Full body scanners now compulsory for Manchester air passengers
14 October 2010
Full body scanners are to become the only security option for people flying out of Manchester Airport, the BBC reports today. The excessive amount of coverage given to the disapproval expressed by civil liberties groups has now been counterbalanced by passengers’ attitudes, since it appears that people actually prefer the scanners to the full body pat down, and have been voting with their feet.
According to Manchester Airport, 95% of travellers prefer the scanners and queuing times have been radically reduced. It takes 2 minutes to undergo a pat down, but a mere 27 seconds to pass through a scanner.
In the somewhat overblown debate about this technology it seems to have been overlooked that people are scanned for security reasons at many different sensitive locations, and as for human rights, it does not take much thought to enumerate the various and severe infringements of our rights to autonomy and liberty that we are accept the minute we enter the check-in queue, in order to enjoy the privilege of fast jet travel.

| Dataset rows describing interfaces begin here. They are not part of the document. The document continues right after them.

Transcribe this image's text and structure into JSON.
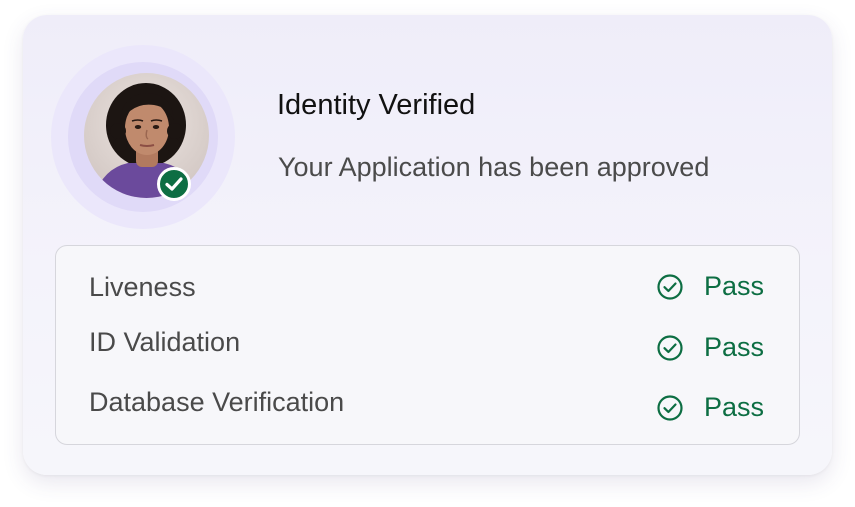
{
  "header": {
    "title": "Identity Verified",
    "subtitle": "Your Application has been approved"
  },
  "avatar": {
    "icon": "user-photo",
    "badge_icon": "check-icon",
    "badge_color": "#0d6e43"
  },
  "checks": [
    {
      "label": "Liveness",
      "status": "Pass",
      "icon": "check-circle-icon"
    },
    {
      "label": "ID Validation",
      "status": "Pass",
      "icon": "check-circle-icon"
    },
    {
      "label": "Database Verification",
      "status": "Pass",
      "icon": "check-circle-icon"
    }
  ],
  "colors": {
    "accent_green": "#0d6e43",
    "halo": "#e0daf8",
    "card_bg": "#f4f3fb"
  }
}
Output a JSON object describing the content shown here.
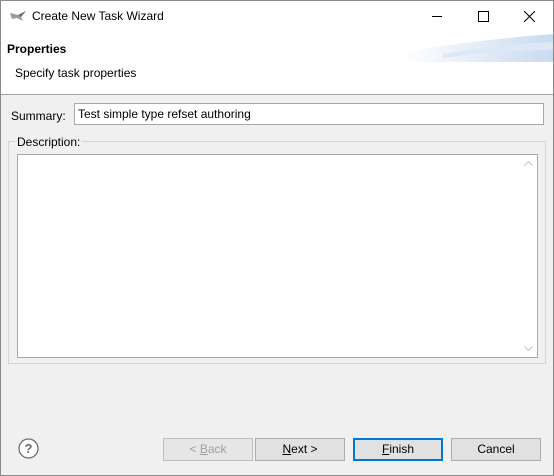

In reality, business travelers and others are more concerned about long waits at security checkpoints and whether the resulting delays may impact flight schedules.